In three experiments, electric brain waves of 19 subjects were recorded under several different experimental conditions for two purposes. One was to test how well we could recognize which sentence, from a set of 24 or 48 sentences, was being processed in the cortex. The other was to study the invariance of brain waves between subjects. As in our earlier work, the analysis consisted of averaging over trials to create prototypes and test samples, to both of which Fourier transforms were applied, followed by filtering and an inverse transformation to the time domain. A least-squares criterion of fit between prototypes and test samples was used for classification. In all three experiments, averaging over subjects improved the recognition rates.
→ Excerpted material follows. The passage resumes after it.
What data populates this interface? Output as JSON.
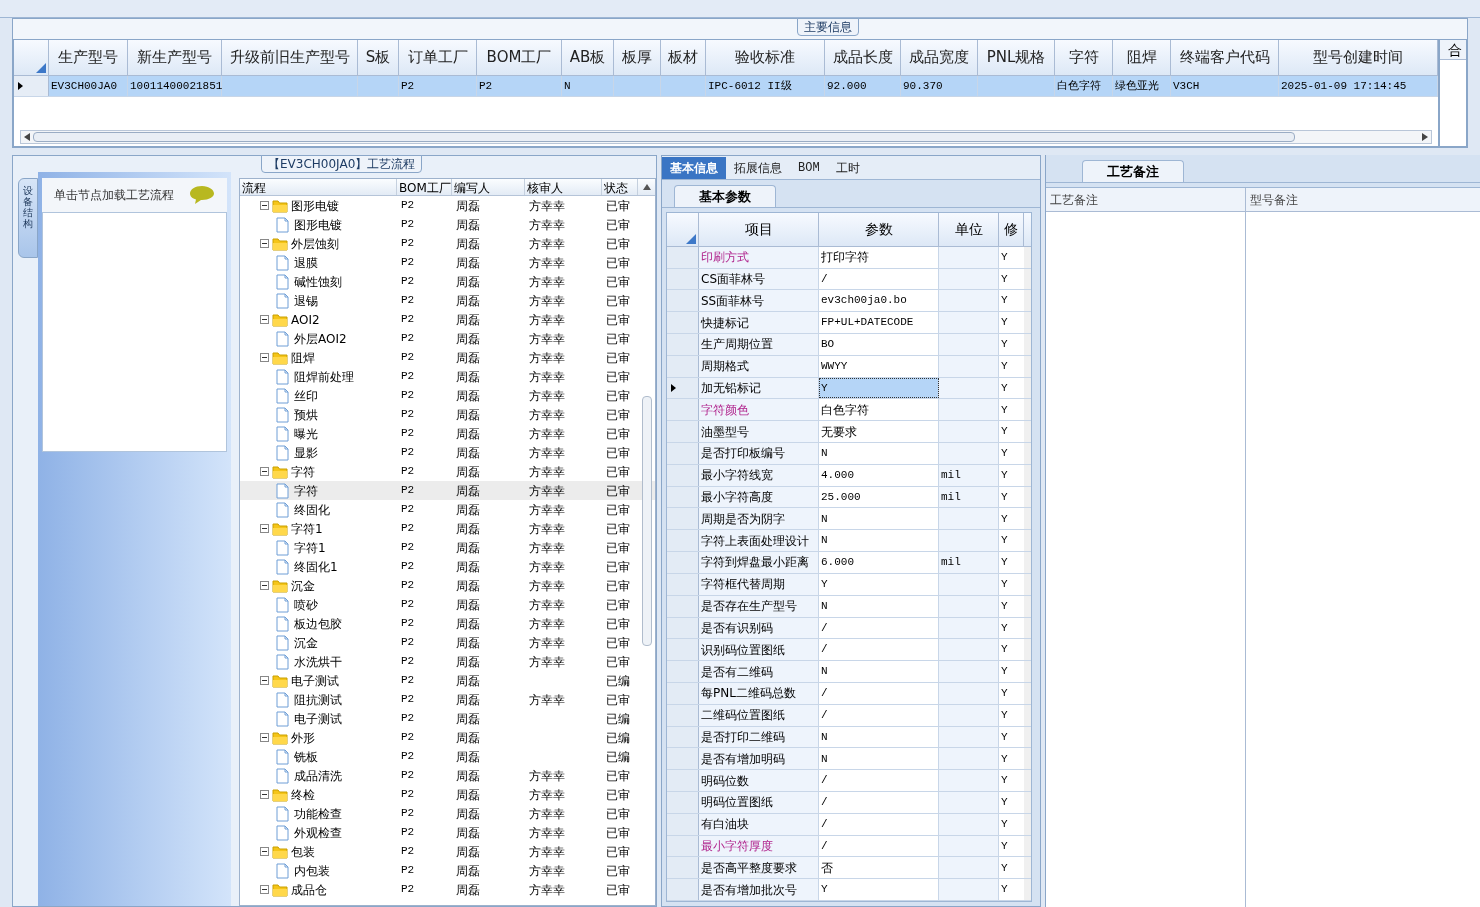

The most significant finding was the following. When brain waves were averaged separately for two nonoverlapping groups of subjects, one for prototypes and the other for test samples, we were able to recognize correctly 90% of the brain waves generated by 48 different sentences about European geography. (+info)
(8/716) Cortical language activation in stroke patients recovering from aphasia with functional MRI.
BACKGROUND AND PURPOSE: Two mechanisms for recovery from aphasia, repair of damaged language networks and activation of compensatory areas, have been proposed. In this study, we investigated whether both mechanisms or one instead of the other take place in the brain of recovered aphasic patients. METHODS: Using blood oxygenation level-dependent functional MRI (fMRI), we studied cortical language networks during lexical-semantic processing tasks in 7 right-handed aphasic patients at least 5 months after the onset of left-hemisphere stroke and had regained substantial language functions since then. RESULTS: We found that in the recovered aphasic patient group, functional language activity significantly increased in the right hemisphere and nonsignificantly decreased in the left hemisphere compared with that in the normal group. Bilateral language networks resulted from partial restitution of damaged functions in the left hemisphere and activation of compensated (or recruited) areas in the right hemisphere. Failure to restore any language function in the left hemisphere led to predominantly right hemispheric networks in some individuals. However, better language recovery, at least for lexical-semantic processing, was observed in individuals who had bilateral rather than right hemisphere-predominant networks. CONCLUSIONS: The results indicate that the restoration of left-hemisphere language networks is associated with better recovery and inversely related to activity in the compensated or recruited areas of the right hemisphere. (+info)